TO DO -> Would you return every entry, exactly as it is written?

........

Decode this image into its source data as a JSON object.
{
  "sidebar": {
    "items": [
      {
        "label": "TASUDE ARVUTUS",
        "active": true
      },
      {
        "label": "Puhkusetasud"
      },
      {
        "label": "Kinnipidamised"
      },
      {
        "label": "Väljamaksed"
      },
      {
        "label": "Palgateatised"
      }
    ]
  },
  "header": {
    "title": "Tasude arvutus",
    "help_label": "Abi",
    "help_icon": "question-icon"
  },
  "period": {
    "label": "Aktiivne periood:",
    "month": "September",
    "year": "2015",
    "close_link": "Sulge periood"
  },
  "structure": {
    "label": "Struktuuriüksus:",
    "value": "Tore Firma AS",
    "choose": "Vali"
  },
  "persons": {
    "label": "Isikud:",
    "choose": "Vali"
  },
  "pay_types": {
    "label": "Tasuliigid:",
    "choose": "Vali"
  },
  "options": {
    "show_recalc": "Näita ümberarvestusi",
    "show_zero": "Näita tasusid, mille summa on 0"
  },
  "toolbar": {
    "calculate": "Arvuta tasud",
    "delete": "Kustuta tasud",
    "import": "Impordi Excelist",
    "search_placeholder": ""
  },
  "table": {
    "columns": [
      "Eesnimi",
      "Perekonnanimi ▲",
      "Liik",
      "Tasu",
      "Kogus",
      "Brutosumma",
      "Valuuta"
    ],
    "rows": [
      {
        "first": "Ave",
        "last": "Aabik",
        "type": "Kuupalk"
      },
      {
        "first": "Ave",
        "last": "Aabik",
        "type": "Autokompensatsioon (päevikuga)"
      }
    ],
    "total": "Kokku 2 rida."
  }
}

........

SOLUTION ->
Decode this image into its source data as a JSON object.
{
  "sidebar": {
    "items": [
      {
        "label": "TASUDE ARVUTUS",
        "active": true
      },
      {
        "label": "Puhkusetasud"
      },
      {
        "label": "Kinnipidamised"
      },
      {
        "label": "Väljamaksed"
      },
      {
        "label": "Palgateatised"
      }
    ]
  },
  "header": {
    "title": "Tasude arvutus",
    "help_label": "Abi",
    "help_icon": "question-icon"
  },
  "period": {
    "label": "Aktiivne periood:",
    "month": "September",
    "year": "2015",
    "close_link": "Sulge periood"
  },
  "structure": {
    "label": "Struktuuriüksus:",
    "value": "Tore Firma AS",
    "choose": "Vali"
  },
  "persons": {
    "label": "Isikud:",
    "choose": "Vali"
  },
  "pay_types": {
    "label": "Tasuliigid:",
    "choose": "Vali"
  },
  "options": {
    "show_recalc": "Näita ümberarvestusi",
    "show_zero": "Näita tasusid, mille summa on 0"
  },
  "toolbar": {
    "calculate": "Arvuta tasud",
    "delete": "Kustuta tasud",
    "import": "Impordi Excelist",
    "search_placeholder": ""
  },
  "table": {
    "columns": [
      "Eesnimi",
      "Perekonnanimi ▲",
      "Liik",
      "Tasu",
      "Kogus",
      "Brutosumma",
      "Valuuta"
    ],
    "rows": [
      {
        "first": "Ave",
        "last": "Aabik",
        "type": "Kuupalk"
      },
      {
        "first": "Ave",
        "last": "Aabik",
        "type": "Autokompensatsioon (päevikuga)"
      }
    ],
    "total": "Kokku 2 rida."
  }
}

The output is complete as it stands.